From the perspective of a cat litter that is less likely to stick to your cats paws, non-clumping litter is better. Non-clumping litter is less dusty than clumping litter. Less dusty litter doesn’t stick as much when wet compared to dusty litter. A less dusty litter is also better for cats and humans that get a reaction from inhaling dust. Non-clumping litter also has other benefits not related to the reasons mentioned previously. Non-clumping litter tends to be cheaper. This kind of litter also tends to be more natural and less harmful if it is accidentally eaten. This litter is also very good at soaking up the odor of urine until it has soaked up all of the urine it can and at this point the urine begins to fill the bottom of the litter box.
Getting cat litter granules out of a cat’s paws can be challenging, however, using the techniques described above, the ordeal need not be a stressful one for either you or your cat. Trying different types of litters such as pellet litters, or non-clumping litters can help, as can using a larger litter box and litter mats. You can also experiment with different cat litter brands.
Keeping your cat’s paws clean with regular cleaning with a washcloth can also help. However, if you have any questions about keeping litter out of your cat’s paws, and how to keep them clean, consult a groomer or your veterinarian. They are sure to offer some tips, and may even offer to do the cleaning for you.

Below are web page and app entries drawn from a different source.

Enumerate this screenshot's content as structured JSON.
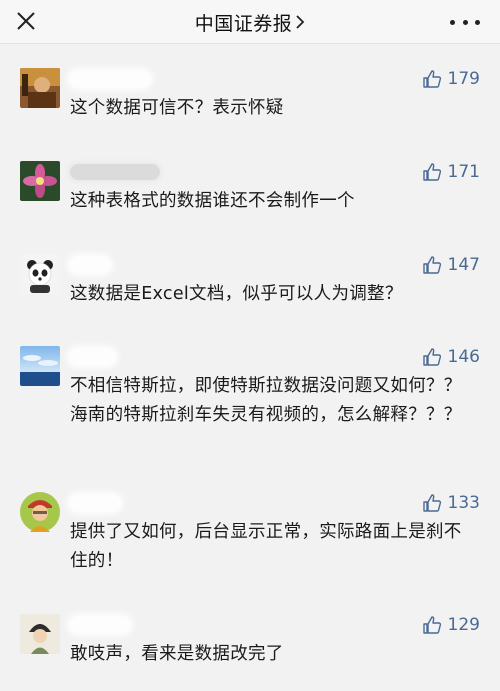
{
  "header": {
    "title": "中国证券报",
    "chevron_icon": "chevron-right-icon",
    "close_icon": "close-icon",
    "more_icon": "more-dots-icon"
  },
  "colors": {
    "like_color": "#4a6a94",
    "background": "#f2f2f2",
    "text": "#1a1a1a"
  },
  "comments": [
    {
      "avatar": "avatar-photo-warm",
      "likes": "179",
      "text": "这个数据可信不？表示怀疑"
    },
    {
      "avatar": "avatar-flower",
      "likes": "171",
      "text": "这种表格式的数据谁还不会制作一个"
    },
    {
      "avatar": "avatar-panda",
      "likes": "147",
      "text": "这数据是Excel文档，似乎可以人为调整？"
    },
    {
      "avatar": "avatar-sea-sky",
      "likes": "146",
      "text": "不相信特斯拉，即使特斯拉数据没问题又如何？？海南的特斯拉刹车失灵有视频的，怎么解释？？？"
    },
    {
      "avatar": "avatar-cartoon-person",
      "likes": "133",
      "text": "提供了又如何，后台显示正常，实际路面上是刹不住的！"
    },
    {
      "avatar": "avatar-girl-hat",
      "likes": "129",
      "text": "敢吱声，看来是数据改完了"
    }
  ]
}
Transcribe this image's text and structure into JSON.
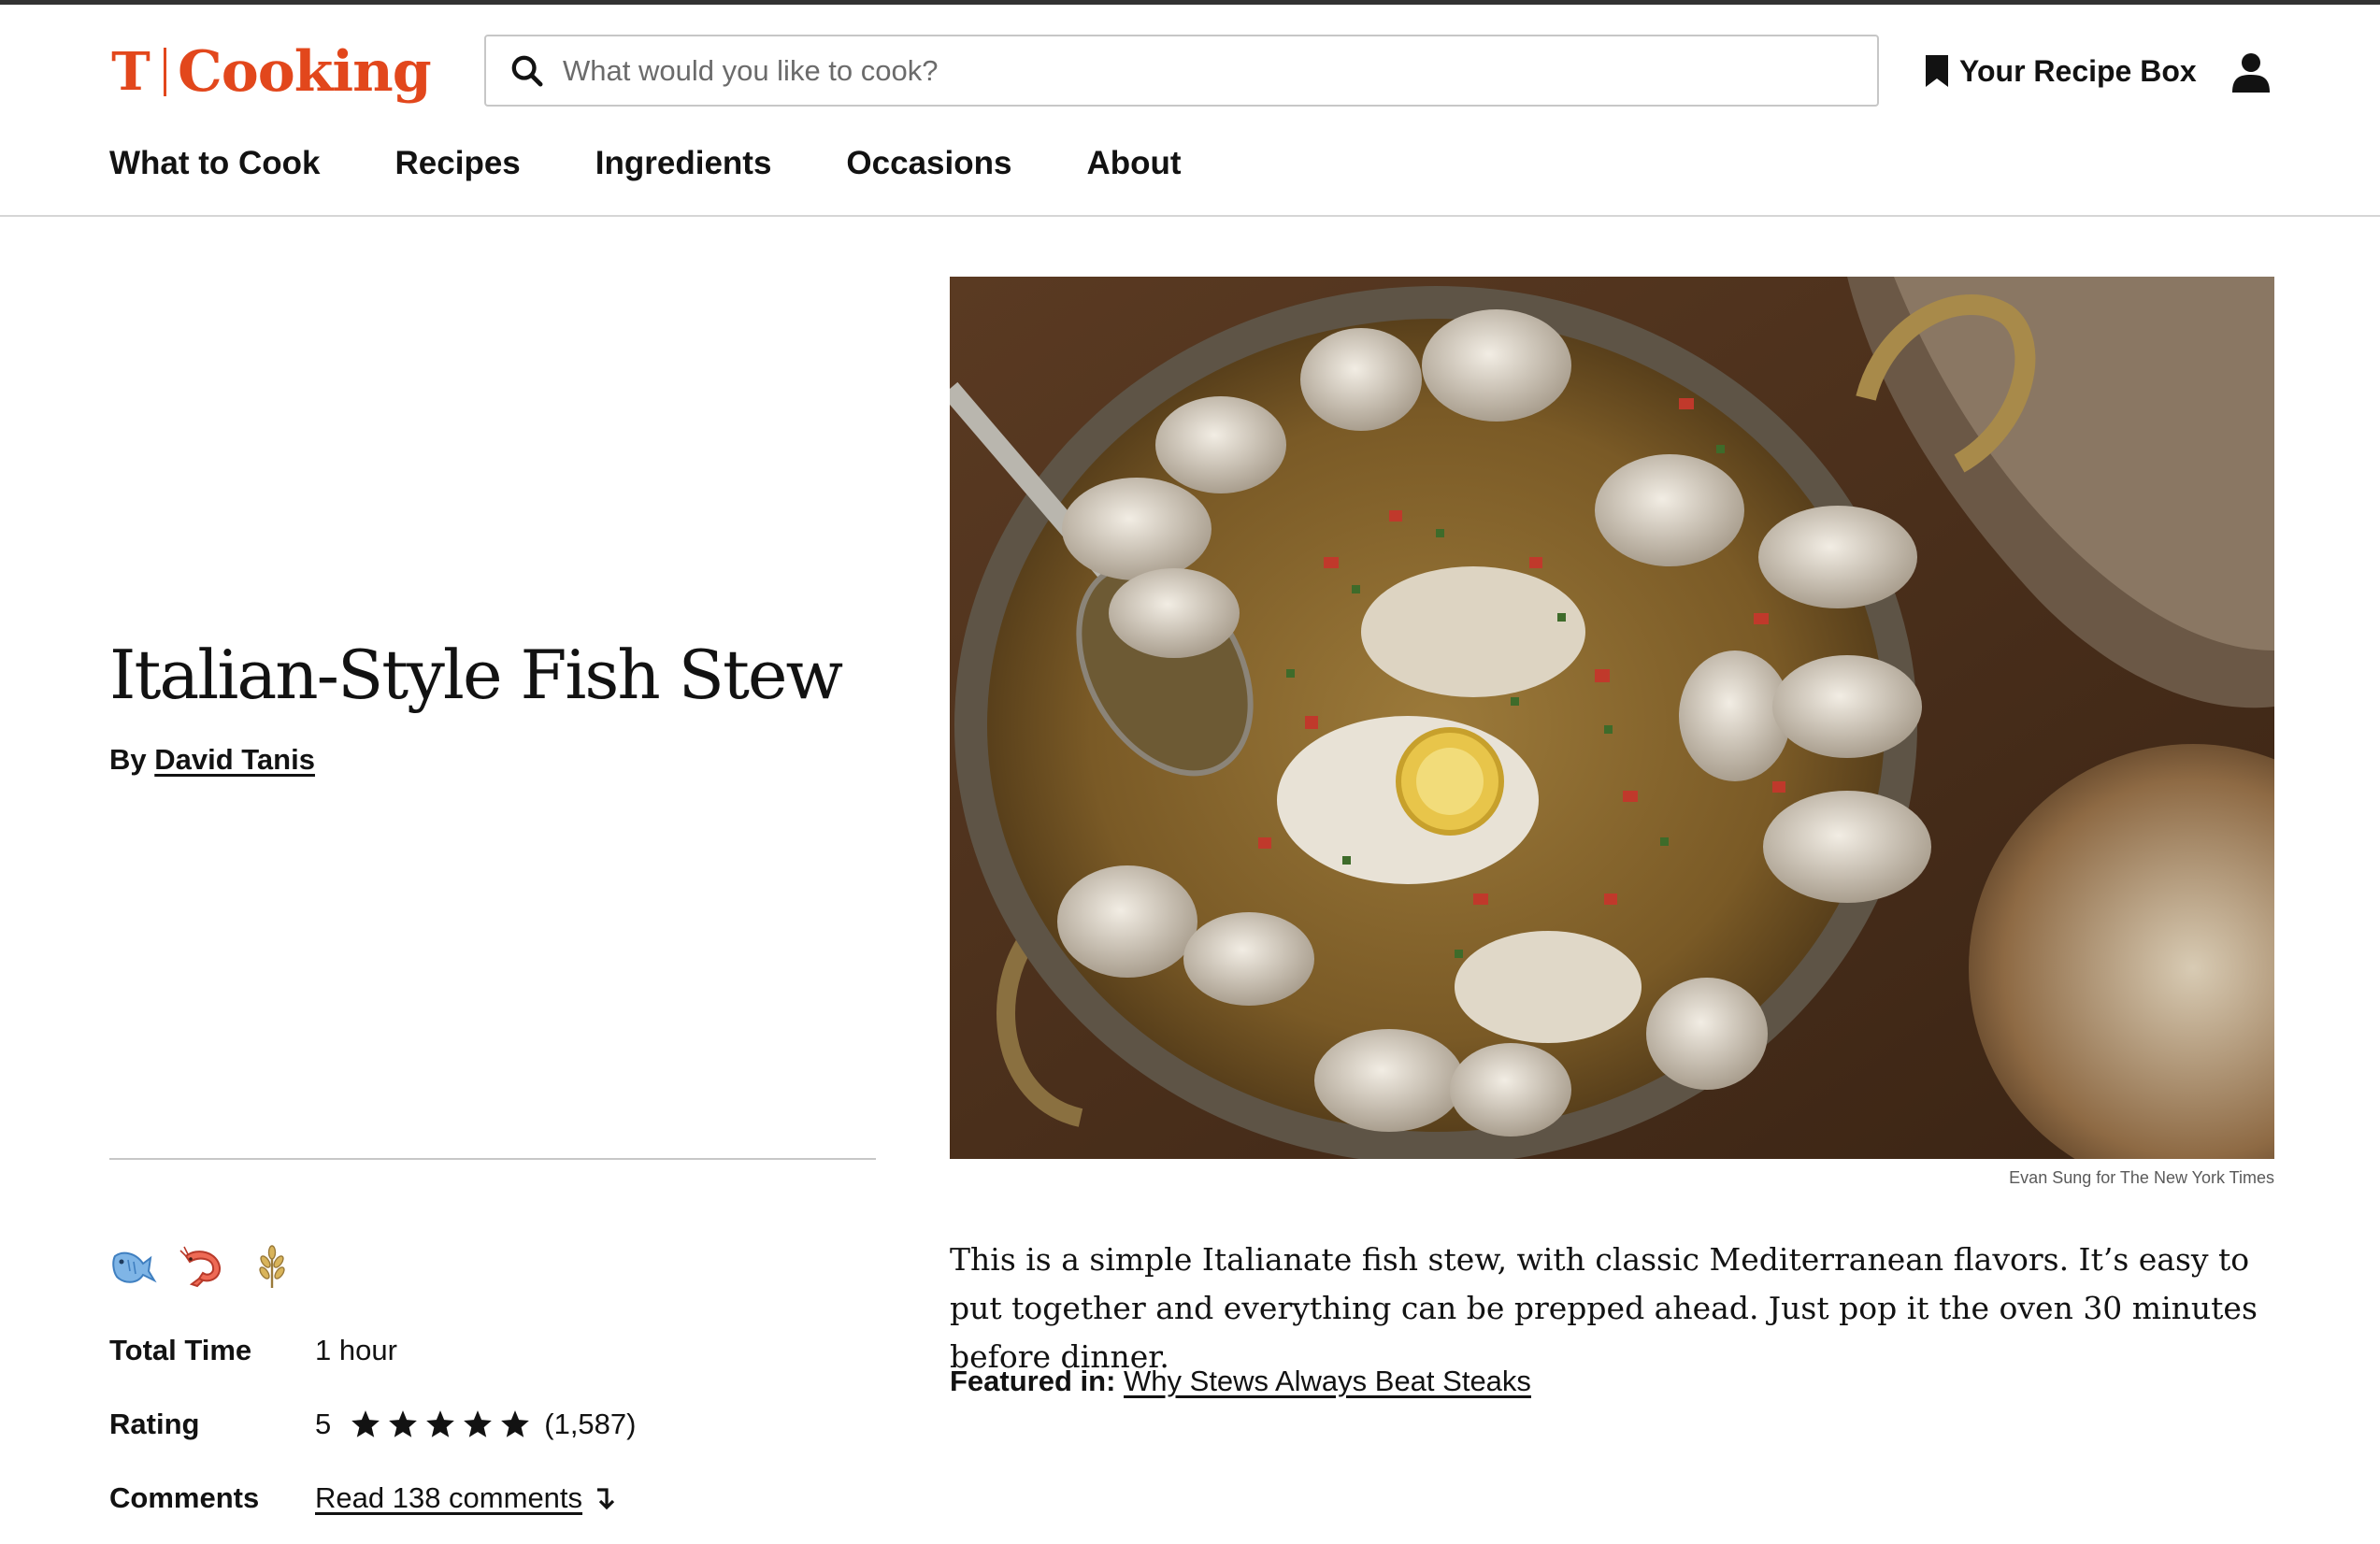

Carol is a veterinary technician and has 15 plus years of experience working in the veterinary medicine field. In her free time, she likes to write about pets.